That moment when the French and Latin word for death becomes Thieves’ Cant slang for woman.
Woman or wench; also a yeoman’s daughter; when used by itself, denotes a girl or woman of loose morals; canting jargon of unknown origin from at least 1560s.
Maybe the connection to the word for death has something to do with the morality, or lack thereof, associated with this slang. Loose morals usually meant a worker in the sex trade, which usually meant an unfortunate association with mortality – early death. No matter the derivation, it’s not a flattering term in the least.
Well, just as we discovered with cove for gentlemen, when you add the right adjective, the character of women called mort becomes more apparent:
autem mort ~ a married woman; also a female beggar who hired or borrowed children for larger gain
bingo mort ~ a female dram drinker; one who spirituous liquors in small amounts
bleached mort ~ a fair complexioned wench
dimber mort ~ a pretty wench
filching mort ~ a woman thief
gentry mort ~ a gentlewoman
kinchin mort ~ a young girl, usually an orphan, trained as a thief
nazy mort ~ a drunken woman
queer mort ~ a diseased strumpet; also queere mort
rome or rum mort ~ a queen or great lady
strolling mort ~ beggar or peddler pretending to be a widow

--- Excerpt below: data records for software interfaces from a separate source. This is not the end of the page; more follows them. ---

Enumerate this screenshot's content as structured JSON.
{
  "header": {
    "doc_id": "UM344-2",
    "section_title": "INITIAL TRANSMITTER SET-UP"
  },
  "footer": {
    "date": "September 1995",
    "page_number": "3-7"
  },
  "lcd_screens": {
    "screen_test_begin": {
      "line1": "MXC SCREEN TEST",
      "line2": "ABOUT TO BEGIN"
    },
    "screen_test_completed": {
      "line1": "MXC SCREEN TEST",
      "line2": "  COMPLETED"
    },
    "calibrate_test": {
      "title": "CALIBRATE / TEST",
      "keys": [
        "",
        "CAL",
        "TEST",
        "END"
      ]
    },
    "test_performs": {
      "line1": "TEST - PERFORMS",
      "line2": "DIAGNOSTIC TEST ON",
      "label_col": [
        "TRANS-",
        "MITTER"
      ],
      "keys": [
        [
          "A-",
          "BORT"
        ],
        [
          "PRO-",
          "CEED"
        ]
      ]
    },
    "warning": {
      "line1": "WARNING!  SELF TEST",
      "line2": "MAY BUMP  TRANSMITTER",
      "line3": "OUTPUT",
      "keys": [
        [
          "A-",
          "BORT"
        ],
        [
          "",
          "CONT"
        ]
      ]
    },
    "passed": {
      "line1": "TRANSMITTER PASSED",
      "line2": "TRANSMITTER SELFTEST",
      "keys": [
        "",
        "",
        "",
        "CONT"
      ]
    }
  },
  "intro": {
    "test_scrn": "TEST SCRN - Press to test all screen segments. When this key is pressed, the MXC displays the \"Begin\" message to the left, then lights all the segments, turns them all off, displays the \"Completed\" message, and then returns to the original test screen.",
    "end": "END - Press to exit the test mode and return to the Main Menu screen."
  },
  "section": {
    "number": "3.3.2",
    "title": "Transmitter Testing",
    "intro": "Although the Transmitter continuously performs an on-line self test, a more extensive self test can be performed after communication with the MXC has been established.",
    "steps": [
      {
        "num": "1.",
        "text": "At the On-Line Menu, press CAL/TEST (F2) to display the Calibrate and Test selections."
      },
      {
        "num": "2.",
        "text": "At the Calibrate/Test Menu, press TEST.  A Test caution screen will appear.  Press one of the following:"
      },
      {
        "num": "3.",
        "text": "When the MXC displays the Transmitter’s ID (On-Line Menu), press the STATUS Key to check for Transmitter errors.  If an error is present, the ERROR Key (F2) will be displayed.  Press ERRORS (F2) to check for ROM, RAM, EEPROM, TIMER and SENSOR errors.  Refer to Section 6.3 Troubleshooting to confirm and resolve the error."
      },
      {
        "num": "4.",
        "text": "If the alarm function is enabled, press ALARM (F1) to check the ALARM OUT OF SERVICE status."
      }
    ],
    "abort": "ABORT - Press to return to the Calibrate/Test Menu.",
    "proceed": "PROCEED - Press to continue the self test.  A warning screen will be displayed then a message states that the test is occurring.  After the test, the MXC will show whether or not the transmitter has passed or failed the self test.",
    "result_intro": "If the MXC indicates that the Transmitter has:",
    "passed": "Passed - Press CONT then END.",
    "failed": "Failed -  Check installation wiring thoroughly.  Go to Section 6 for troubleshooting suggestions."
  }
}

mort wap-apace ~ a woman of experience, or very expert at the sport of copulation